When Should One Choose Mediation Versus The Court Process In A Divorce Case?
When Is Mediation Versus The Court Process A Good Idea For The Couple?
The traditional divorce process in Metro Detroit, meaning in Wayne, Oakland and Macomb counties, is going to involve mediation before the client can ever have a trial in front of the judge. The judge will make the person do it because they don’t want to have a trial when a case could be settled through mediation; probably 50 to 60 per cent of cases will settle at mediation before a trial.
Some people like to think about going to mediation before their case even starts. That’s a personal preference and there is no reason they can’t do it but the normal process involves filing of a complaint for a divorce, and then exchanging information so that everybody can be on the same page with regard to financials, custody issues, medical things etc. and then they can try to negotiate a settlement.
What Is The Mediation Process And How Does It Work?
If negotiating a settlement doesn’t work, mediation can be chosen. The mediation process is simply the attorneys for the parties agreeing on a mediator who is a lawyer and skilled or trained in mediation. They go to that person’s office, sit in separate rooms with their attorney and the mediator will go back and forth trying to broker a deal. The mediator is not a judge. They do not decide if you are right and the other person is wrong, and you win and they lose; they simply try to get both sides to inch closer together in order to make an agreement and finish the case.
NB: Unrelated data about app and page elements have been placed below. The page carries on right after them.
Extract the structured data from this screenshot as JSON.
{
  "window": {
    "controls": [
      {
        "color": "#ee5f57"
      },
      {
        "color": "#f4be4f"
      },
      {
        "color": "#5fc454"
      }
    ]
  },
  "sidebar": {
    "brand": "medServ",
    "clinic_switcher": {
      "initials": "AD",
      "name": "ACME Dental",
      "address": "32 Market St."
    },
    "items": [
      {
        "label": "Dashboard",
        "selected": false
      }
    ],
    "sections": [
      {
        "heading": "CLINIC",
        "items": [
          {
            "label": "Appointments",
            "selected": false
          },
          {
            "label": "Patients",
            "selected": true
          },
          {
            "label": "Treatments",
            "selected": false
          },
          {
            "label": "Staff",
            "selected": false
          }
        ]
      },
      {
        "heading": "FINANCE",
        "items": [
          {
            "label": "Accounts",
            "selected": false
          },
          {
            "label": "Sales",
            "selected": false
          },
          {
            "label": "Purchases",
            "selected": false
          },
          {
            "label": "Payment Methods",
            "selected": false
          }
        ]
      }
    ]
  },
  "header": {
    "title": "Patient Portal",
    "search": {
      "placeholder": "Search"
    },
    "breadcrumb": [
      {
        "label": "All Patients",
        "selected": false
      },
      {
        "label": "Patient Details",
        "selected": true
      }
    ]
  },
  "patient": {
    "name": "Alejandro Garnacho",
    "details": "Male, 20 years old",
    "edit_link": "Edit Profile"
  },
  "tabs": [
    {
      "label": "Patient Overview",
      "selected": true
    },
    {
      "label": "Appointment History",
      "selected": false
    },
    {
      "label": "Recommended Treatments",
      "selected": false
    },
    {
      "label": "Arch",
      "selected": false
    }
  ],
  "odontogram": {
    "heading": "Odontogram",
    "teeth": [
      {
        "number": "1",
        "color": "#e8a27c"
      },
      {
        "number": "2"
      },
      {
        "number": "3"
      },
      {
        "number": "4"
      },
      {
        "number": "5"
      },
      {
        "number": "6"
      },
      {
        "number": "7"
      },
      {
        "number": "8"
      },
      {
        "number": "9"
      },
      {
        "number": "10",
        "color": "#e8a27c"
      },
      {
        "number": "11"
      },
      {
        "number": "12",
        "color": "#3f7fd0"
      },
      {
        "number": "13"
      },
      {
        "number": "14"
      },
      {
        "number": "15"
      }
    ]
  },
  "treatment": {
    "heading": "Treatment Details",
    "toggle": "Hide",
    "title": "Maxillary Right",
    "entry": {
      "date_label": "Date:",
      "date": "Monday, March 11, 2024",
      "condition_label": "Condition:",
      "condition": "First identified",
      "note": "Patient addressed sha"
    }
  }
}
Mediators use the fact as leverage that they usually have a pretty good understanding of your particular judge and how that person thinks or acts. They have experience in the area and they will explain to you as an objective person the strengths or weaknesses of your argument and also the costs that you have to save by not going to trial because the trial process is very expensive. A lot of times, the money that you’re saving can be used in the negotiation process and that way, the parties keep the money rather than the lawyers ending up with the money. So, it’s a pretty effective process if people want the case to resolve, it would usually resolve.
With Mediation, Would You Still Be Suggested To Have Two Attorneys; One Representing Each Party?
Yes. A lot of times in these cases, there are certain legal arguments that are being made, for example, on spousal support or changing the domicile of the child, or how much parenting time one party should get versus the other, or when there are legal arguments that need to be made and there are legal discussions that need to be had and the mediator is really not there to tell you you’re right or wrong; they’re there to broker a deal and without people understanding what’s going on properly, it takes away some of the effectiveness of mediation.
It all depends on what your issues are. For example, if all you’re fighting over is who gets the couch and who gets the TV, then you really don’t need lawyers for that. But if you are talking about more important issues like custody and spousal support and division of business interests, stock options, things that are more complex, then for sure, you need counsel.
If you have questions regarding Divorce, Mediation and the Court Process in Michigan, call the law office of Attorney Paul Tafelski for a free initial consultation at (248) 451-2200 and get the information and legal answers you’re seeking.